[Records drawn from a dataset]
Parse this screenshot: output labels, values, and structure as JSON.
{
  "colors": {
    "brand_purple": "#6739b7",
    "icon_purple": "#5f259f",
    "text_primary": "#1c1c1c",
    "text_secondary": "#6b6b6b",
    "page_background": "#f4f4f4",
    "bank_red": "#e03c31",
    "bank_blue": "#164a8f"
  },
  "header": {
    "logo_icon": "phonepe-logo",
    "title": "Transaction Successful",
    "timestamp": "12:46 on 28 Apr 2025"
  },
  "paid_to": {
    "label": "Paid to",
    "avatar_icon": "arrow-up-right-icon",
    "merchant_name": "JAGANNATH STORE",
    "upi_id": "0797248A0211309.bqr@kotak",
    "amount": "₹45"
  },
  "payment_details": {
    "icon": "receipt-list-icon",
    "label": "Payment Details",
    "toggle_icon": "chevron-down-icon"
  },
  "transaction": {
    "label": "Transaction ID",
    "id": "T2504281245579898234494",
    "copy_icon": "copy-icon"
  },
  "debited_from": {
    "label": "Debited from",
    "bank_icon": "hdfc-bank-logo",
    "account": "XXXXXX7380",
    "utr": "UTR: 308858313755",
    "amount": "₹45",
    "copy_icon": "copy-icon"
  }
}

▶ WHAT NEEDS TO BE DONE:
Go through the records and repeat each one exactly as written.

▶ TASK RESULT:
Parse this screenshot: output labels, values, and structure as JSON.
{
  "colors": {
    "brand_purple": "#6739b7",
    "icon_purple": "#5f259f",
    "text_primary": "#1c1c1c",
    "text_secondary": "#6b6b6b",
    "page_background": "#f4f4f4",
    "bank_red": "#e03c31",
    "bank_blue": "#164a8f"
  },
  "header": {
    "logo_icon": "phonepe-logo",
    "title": "Transaction Successful",
    "timestamp": "12:46 on 28 Apr 2025"
  },
  "paid_to": {
    "label": "Paid to",
    "avatar_icon": "arrow-up-right-icon",
    "merchant_name": "JAGANNATH STORE",
    "upi_id": "0797248A0211309.bqr@kotak",
    "amount": "₹45"
  },
  "payment_details": {
    "icon": "receipt-list-icon",
    "label": "Payment Details",
    "toggle_icon": "chevron-down-icon"
  },
  "transaction": {
    "label": "Transaction ID",
    "id": "T2504281245579898234494",
    "copy_icon": "copy-icon"
  },
  "debited_from": {
    "label": "Debited from",
    "bank_icon": "hdfc-bank-logo",
    "account": "XXXXXX7380",
    "utr": "UTR: 308858313755",
    "amount": "₹45",
    "copy_icon": "copy-icon"
  }
}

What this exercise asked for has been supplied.